As anticipated, County Executive Rob Astorino vetoed the bill the day before the Jan. 21 opening of the two-day show, which was attended by an estimated 5,000 people, a record turnout for a county gun show.
“Guns are part of tragedies and I don’t think we should be using the Westchester County Center to promote the sale of guns,” Assemblyman David Buchwald (D-White Plains) said.
Despite the event’s commercial success, Chuck Bell, a member of Prevent Gun Violence-Westchester, said he’s received more than 5,700 signatures on his MoveOn petition demanding gun shows be banned at the County Center.
Bell encouraged others to think of creative ways the community can motivate people to pressure the Board of Legislators’ seven Republicans and one Conservative who opposed the ban into changing their minds.
“We should have an appropriate sense of optimism and hope that we can actually prevail on this,” Bell said.

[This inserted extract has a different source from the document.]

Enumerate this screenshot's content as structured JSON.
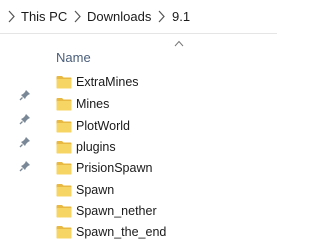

Barry Graubart, member of Mom’s Demand Action, agreed. He said more needs to be done for the community than writing complaints on Facebook.
“I know that it’s frustrating to many of us, that even though there are some good Republicans out there, when it comes to gun laws we lose. But we can’t lose,” Lowey said. “The only way we can change this is being outspoken and making our voices heard.”
Since the gun show, the Board of Legislators is working on bipartisan legislation to strengthen gun show regulations throughout the county. The proposed law, based on state Attorney General Eric Schneiderman’s agreement with gun show purveyors to guarantee safety provisions, has been returned to committee for strengthening and clarification.
Democratic Majority Leader Catherine Borgia (D-Ossining) said there is very little oversight from the county Department of Public Safety in non-county owned venues and that more coordination is needed with local police departments.